### [DATASET RECORDS]
·····

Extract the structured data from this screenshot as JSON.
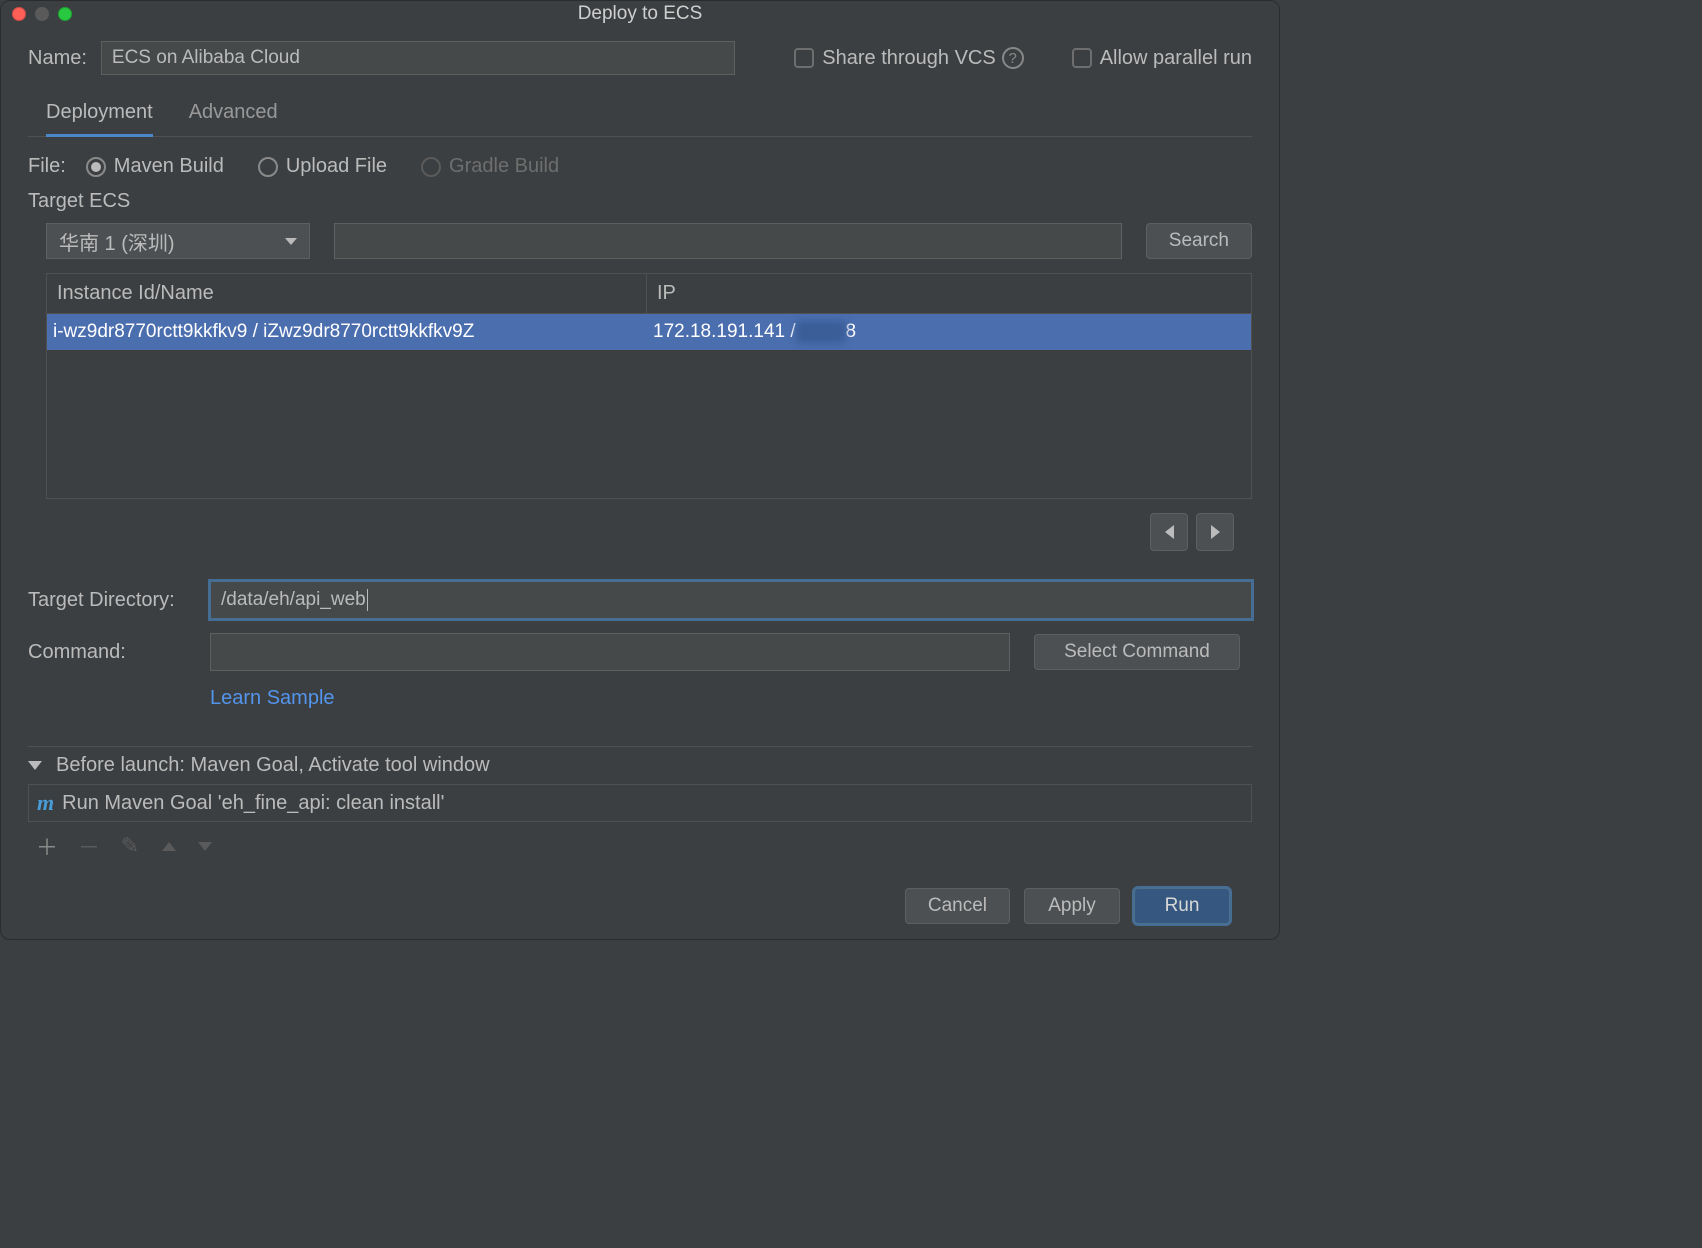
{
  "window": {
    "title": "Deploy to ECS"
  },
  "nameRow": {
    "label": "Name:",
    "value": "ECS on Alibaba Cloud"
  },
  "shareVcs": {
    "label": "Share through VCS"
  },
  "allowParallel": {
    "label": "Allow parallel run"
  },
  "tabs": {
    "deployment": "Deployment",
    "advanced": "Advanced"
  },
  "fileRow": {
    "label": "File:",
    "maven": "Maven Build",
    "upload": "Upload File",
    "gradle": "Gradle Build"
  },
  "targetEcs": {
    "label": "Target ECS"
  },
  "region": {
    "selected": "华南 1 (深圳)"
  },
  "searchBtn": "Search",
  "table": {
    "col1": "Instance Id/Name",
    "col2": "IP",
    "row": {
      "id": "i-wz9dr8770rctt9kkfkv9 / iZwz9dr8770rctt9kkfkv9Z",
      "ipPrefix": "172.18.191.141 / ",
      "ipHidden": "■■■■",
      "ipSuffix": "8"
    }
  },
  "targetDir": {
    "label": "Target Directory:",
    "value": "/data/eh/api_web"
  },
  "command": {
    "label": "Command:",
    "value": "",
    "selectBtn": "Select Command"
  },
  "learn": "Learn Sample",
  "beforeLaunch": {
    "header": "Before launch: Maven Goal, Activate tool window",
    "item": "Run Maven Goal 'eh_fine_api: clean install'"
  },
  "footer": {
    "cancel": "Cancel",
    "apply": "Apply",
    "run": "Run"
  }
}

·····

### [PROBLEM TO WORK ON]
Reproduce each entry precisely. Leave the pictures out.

### [COMPLETED TASK]
Extract the structured data from this screenshot as JSON.
{
  "window": {
    "title": "Deploy to ECS"
  },
  "nameRow": {
    "label": "Name:",
    "value": "ECS on Alibaba Cloud"
  },
  "shareVcs": {
    "label": "Share through VCS"
  },
  "allowParallel": {
    "label": "Allow parallel run"
  },
  "tabs": {
    "deployment": "Deployment",
    "advanced": "Advanced"
  },
  "fileRow": {
    "label": "File:",
    "maven": "Maven Build",
    "upload": "Upload File",
    "gradle": "Gradle Build"
  },
  "targetEcs": {
    "label": "Target ECS"
  },
  "region": {
    "selected": "华南 1 (深圳)"
  },
  "searchBtn": "Search",
  "table": {
    "col1": "Instance Id/Name",
    "col2": "IP",
    "row": {
      "id": "i-wz9dr8770rctt9kkfkv9 / iZwz9dr8770rctt9kkfkv9Z",
      "ipPrefix": "172.18.191.141 / ",
      "ipHidden": "■■■■",
      "ipSuffix": "8"
    }
  },
  "targetDir": {
    "label": "Target Directory:",
    "value": "/data/eh/api_web"
  },
  "command": {
    "label": "Command:",
    "value": "",
    "selectBtn": "Select Command"
  },
  "learn": "Learn Sample",
  "beforeLaunch": {
    "header": "Before launch: Maven Goal, Activate tool window",
    "item": "Run Maven Goal 'eh_fine_api: clean install'"
  },
  "footer": {
    "cancel": "Cancel",
    "apply": "Apply",
    "run": "Run"
  }
}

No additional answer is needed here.